▸ **Work required**
Every record that follows must be given again exactly.

[App and web page records]
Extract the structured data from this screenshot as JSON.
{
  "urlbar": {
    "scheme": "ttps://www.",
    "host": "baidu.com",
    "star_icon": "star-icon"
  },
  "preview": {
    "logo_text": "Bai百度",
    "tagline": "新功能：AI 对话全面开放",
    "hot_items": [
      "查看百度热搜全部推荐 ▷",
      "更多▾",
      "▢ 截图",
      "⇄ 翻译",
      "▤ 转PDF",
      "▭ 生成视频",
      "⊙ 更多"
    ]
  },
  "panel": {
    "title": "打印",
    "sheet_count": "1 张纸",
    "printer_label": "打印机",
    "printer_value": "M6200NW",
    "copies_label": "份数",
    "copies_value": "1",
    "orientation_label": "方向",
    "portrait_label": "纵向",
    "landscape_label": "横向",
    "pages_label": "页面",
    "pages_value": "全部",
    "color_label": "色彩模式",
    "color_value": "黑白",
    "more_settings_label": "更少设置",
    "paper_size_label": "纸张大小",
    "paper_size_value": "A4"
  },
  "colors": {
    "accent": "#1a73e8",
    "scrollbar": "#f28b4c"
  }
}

▸ **Solution**
Extract the structured data from this screenshot as JSON.
{
  "urlbar": {
    "scheme": "ttps://www.",
    "host": "baidu.com",
    "star_icon": "star-icon"
  },
  "preview": {
    "logo_text": "Bai百度",
    "tagline": "新功能：AI 对话全面开放",
    "hot_items": [
      "查看百度热搜全部推荐 ▷",
      "更多▾",
      "▢ 截图",
      "⇄ 翻译",
      "▤ 转PDF",
      "▭ 生成视频",
      "⊙ 更多"
    ]
  },
  "panel": {
    "title": "打印",
    "sheet_count": "1 张纸",
    "printer_label": "打印机",
    "printer_value": "M6200NW",
    "copies_label": "份数",
    "copies_value": "1",
    "orientation_label": "方向",
    "portrait_label": "纵向",
    "landscape_label": "横向",
    "pages_label": "页面",
    "pages_value": "全部",
    "color_label": "色彩模式",
    "color_value": "黑白",
    "more_settings_label": "更少设置",
    "paper_size_label": "纸张大小",
    "paper_size_value": "A4"
  },
  "colors": {
    "accent": "#1a73e8",
    "scrollbar": "#f28b4c"
  }
}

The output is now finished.